▶

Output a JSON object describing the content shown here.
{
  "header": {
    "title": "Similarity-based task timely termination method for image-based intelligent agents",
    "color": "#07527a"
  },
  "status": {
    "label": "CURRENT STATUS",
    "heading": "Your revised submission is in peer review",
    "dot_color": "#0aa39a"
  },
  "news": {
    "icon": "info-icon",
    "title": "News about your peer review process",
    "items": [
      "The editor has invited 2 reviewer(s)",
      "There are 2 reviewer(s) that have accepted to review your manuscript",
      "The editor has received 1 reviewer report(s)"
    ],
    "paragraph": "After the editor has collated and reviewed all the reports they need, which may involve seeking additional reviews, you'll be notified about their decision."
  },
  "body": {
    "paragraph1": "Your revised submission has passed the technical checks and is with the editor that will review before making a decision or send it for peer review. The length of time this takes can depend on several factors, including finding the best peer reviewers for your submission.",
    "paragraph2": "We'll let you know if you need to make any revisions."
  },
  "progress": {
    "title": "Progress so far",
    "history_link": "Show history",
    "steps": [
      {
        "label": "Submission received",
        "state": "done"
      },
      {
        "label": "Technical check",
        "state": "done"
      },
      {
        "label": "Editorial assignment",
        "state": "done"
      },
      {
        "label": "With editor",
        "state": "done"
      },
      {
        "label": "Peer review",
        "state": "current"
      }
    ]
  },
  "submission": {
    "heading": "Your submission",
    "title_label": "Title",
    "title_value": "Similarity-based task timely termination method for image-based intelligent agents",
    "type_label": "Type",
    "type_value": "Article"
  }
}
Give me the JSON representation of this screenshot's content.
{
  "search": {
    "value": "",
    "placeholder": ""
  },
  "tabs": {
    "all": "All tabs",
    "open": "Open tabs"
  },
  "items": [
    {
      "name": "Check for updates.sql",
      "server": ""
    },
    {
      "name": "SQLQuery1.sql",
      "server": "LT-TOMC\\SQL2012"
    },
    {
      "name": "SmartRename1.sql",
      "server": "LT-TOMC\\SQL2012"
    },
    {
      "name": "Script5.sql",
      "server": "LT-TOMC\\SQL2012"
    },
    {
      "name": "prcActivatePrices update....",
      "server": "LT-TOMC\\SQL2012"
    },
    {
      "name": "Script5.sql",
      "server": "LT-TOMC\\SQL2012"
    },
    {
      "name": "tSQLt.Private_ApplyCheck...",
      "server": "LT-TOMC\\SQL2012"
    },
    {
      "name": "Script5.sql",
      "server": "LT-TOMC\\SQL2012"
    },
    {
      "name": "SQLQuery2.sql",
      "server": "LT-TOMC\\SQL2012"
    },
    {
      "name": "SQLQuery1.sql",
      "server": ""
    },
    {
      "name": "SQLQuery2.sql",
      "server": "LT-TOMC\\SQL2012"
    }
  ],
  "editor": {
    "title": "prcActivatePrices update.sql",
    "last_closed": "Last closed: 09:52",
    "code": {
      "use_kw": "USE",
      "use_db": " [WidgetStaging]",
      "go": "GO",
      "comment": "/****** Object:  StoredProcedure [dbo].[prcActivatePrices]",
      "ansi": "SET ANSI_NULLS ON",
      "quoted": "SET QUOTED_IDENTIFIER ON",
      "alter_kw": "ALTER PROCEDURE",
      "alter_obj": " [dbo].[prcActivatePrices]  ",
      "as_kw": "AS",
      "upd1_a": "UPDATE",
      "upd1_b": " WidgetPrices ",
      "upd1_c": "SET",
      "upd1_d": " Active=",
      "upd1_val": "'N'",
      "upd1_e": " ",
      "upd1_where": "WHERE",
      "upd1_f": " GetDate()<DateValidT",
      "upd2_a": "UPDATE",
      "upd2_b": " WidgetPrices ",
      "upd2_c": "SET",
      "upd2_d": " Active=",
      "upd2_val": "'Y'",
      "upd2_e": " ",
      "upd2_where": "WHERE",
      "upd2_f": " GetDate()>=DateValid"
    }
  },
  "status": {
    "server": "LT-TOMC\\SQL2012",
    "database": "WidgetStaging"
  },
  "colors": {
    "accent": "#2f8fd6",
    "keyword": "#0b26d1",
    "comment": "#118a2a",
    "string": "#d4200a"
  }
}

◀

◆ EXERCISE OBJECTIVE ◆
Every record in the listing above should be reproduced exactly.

◆ EXERCISE OUTPUT ◆
Output a JSON object describing the content shown here.
{
  "header": {
    "title": "Similarity-based task timely termination method for image-based intelligent agents",
    "color": "#07527a"
  },
  "status": {
    "label": "CURRENT STATUS",
    "heading": "Your revised submission is in peer review",
    "dot_color": "#0aa39a"
  },
  "news": {
    "icon": "info-icon",
    "title": "News about your peer review process",
    "items": [
      "The editor has invited 2 reviewer(s)",
      "There are 2 reviewer(s) that have accepted to review your manuscript",
      "The editor has received 1 reviewer report(s)"
    ],
    "paragraph": "After the editor has collated and reviewed all the reports they need, which may involve seeking additional reviews, you'll be notified about their decision."
  },
  "body": {
    "paragraph1": "Your revised submission has passed the technical checks and is with the editor that will review before making a decision or send it for peer review. The length of time this takes can depend on several factors, including finding the best peer reviewers for your submission.",
    "paragraph2": "We'll let you know if you need to make any revisions."
  },
  "progress": {
    "title": "Progress so far",
    "history_link": "Show history",
    "steps": [
      {
        "label": "Submission received",
        "state": "done"
      },
      {
        "label": "Technical check",
        "state": "done"
      },
      {
        "label": "Editorial assignment",
        "state": "done"
      },
      {
        "label": "With editor",
        "state": "done"
      },
      {
        "label": "Peer review",
        "state": "current"
      }
    ]
  },
  "submission": {
    "heading": "Your submission",
    "title_label": "Title",
    "title_value": "Similarity-based task timely termination method for image-based intelligent agents",
    "type_label": "Type",
    "type_value": "Article"
  }
}
Give me the JSON representation of this screenshot's content.
{
  "search": {
    "value": "",
    "placeholder": ""
  },
  "tabs": {
    "all": "All tabs",
    "open": "Open tabs"
  },
  "items": [
    {
      "name": "Check for updates.sql",
      "server": ""
    },
    {
      "name": "SQLQuery1.sql",
      "server": "LT-TOMC\\SQL2012"
    },
    {
      "name": "SmartRename1.sql",
      "server": "LT-TOMC\\SQL2012"
    },
    {
      "name": "Script5.sql",
      "server": "LT-TOMC\\SQL2012"
    },
    {
      "name": "prcActivatePrices update....",
      "server": "LT-TOMC\\SQL2012"
    },
    {
      "name": "Script5.sql",
      "server": "LT-TOMC\\SQL2012"
    },
    {
      "name": "tSQLt.Private_ApplyCheck...",
      "server": "LT-TOMC\\SQL2012"
    },
    {
      "name": "Script5.sql",
      "server": "LT-TOMC\\SQL2012"
    },
    {
      "name": "SQLQuery2.sql",
      "server": "LT-TOMC\\SQL2012"
    },
    {
      "name": "SQLQuery1.sql",
      "server": ""
    },
    {
      "name": "SQLQuery2.sql",
      "server": "LT-TOMC\\SQL2012"
    }
  ],
  "editor": {
    "title": "prcActivatePrices update.sql",
    "last_closed": "Last closed: 09:52",
    "code": {
      "use_kw": "USE",
      "use_db": " [WidgetStaging]",
      "go": "GO",
      "comment": "/****** Object:  StoredProcedure [dbo].[prcActivatePrices]",
      "ansi": "SET ANSI_NULLS ON",
      "quoted": "SET QUOTED_IDENTIFIER ON",
      "alter_kw": "ALTER PROCEDURE",
      "alter_obj": " [dbo].[prcActivatePrices]  ",
      "as_kw": "AS",
      "upd1_a": "UPDATE",
      "upd1_b": " WidgetPrices ",
      "upd1_c": "SET",
      "upd1_d": " Active=",
      "upd1_val": "'N'",
      "upd1_e": " ",
      "upd1_where": "WHERE",
      "upd1_f": " GetDate()<DateValidT",
      "upd2_a": "UPDATE",
      "upd2_b": " WidgetPrices ",
      "upd2_c": "SET",
      "upd2_d": " Active=",
      "upd2_val": "'Y'",
      "upd2_e": " ",
      "upd2_where": "WHERE",
      "upd2_f": " GetDate()>=DateValid"
    }
  },
  "status": {
    "server": "LT-TOMC\\SQL2012",
    "database": "WidgetStaging"
  },
  "colors": {
    "accent": "#2f8fd6",
    "keyword": "#0b26d1",
    "comment": "#118a2a",
    "string": "#d4200a"
  }
}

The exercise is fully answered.